HA-HA: Georgian Facebook users exercise new form of protest
An unusual action took place in Tbilisi near the State Chancellery, home to Prime Minister’s cabinet.
People brought rubber boots here to express their feelings about the Prime Minister’s post on his official Facebook page which received hundreds of “likes” from countries that have nothing to do with Georgia. The premiere and his administration are being accused that they bought the “likes”.
Prime Minister’s statement, ha-ha, and Anush Kumar
It all started on June 5, when Georgian Prime Minister Giorgi Kvirikashvili wrote an appeal to non-governmental organizations on his official Facebook page, calling their demand for the Minister of Justice’s resignation unacceptable.
Supporters of the resignation of Justice Minister Teo Tselukiani commented on the post using the “haha” emoji, which soon took on the character of a flash mob – more than 7,000 Facebook users mocked the post.
At the same time, the number of those who “liked” the Prime Minister’s post also grew. Facebook users soon found a lot of so-called “bots” among the second category. The post of the premier was massively “liked” by Facebook users from Pakistan, India, China and Arab countries.
Indian users “liking” the political course of the Georgian Prime Minister brought on light jeers among the Georgian Facebook users. However, there was a question – is the governments buying “likes” by squandering budgetary funds?
The administration responded to the scandal on the second day after the incident.

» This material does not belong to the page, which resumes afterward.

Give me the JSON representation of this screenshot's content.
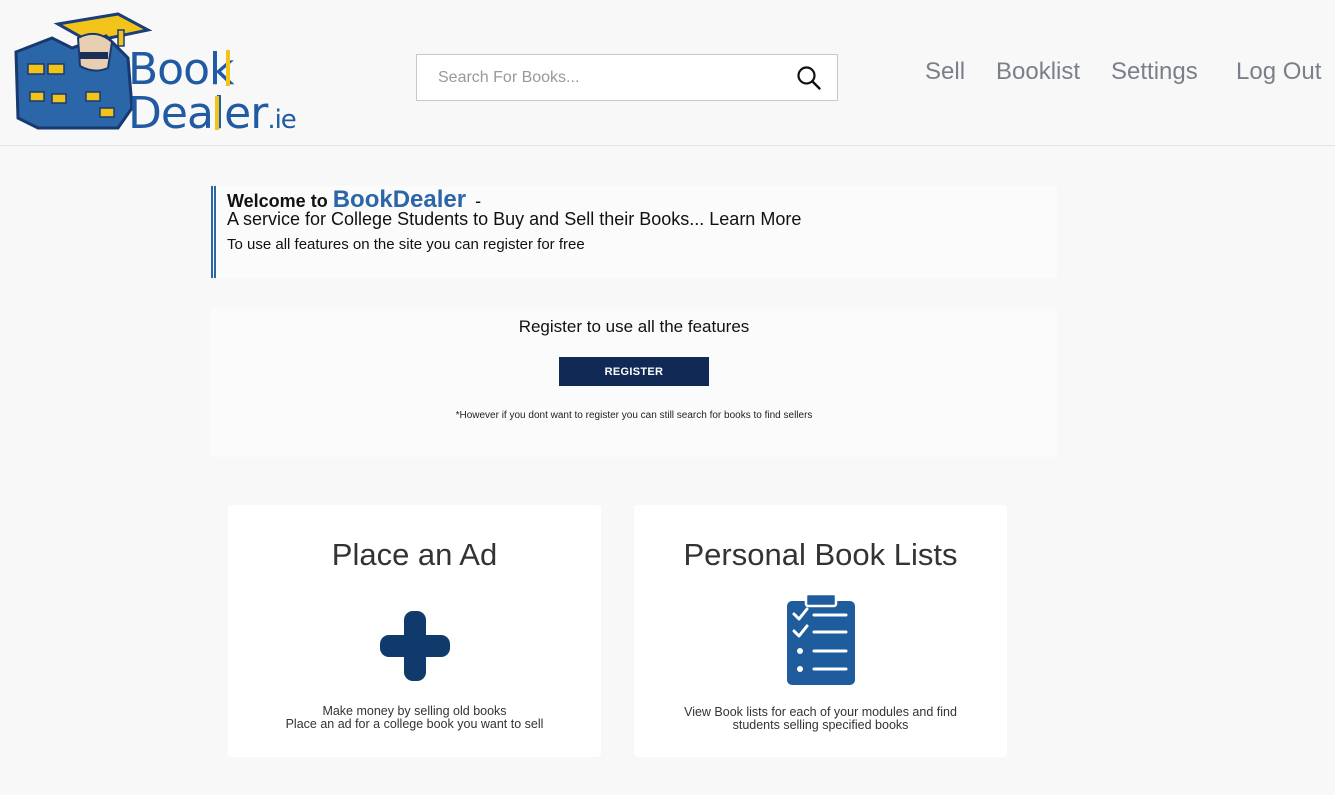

According to their statement, “no one” bought likes, and the page of the Prime Minister in Facebook underwent a cyber attack.
Send “ha-ha” to the Abkhazian Minister
This is the second time that the Georgian users of Facebook use the “haha” symbol as a protest response. The first time, their haha’s were felt by the de facto Foreign Minister of Abkhazia Daur Cove.
A few days ago, when Syria announced the recognition of the sovereignty of Abkhazia and South Ossetia, Cove congratulated the Abkhaz people on this landmark event on his Facebook page.
Georgian Facebook users encouraged each other to mark the post of Daur Cove with a “haha” response. Soon, Daur Cove’s post had thousands of the “haha” emojis. The de facto minister was forced to give his public post the “private” status.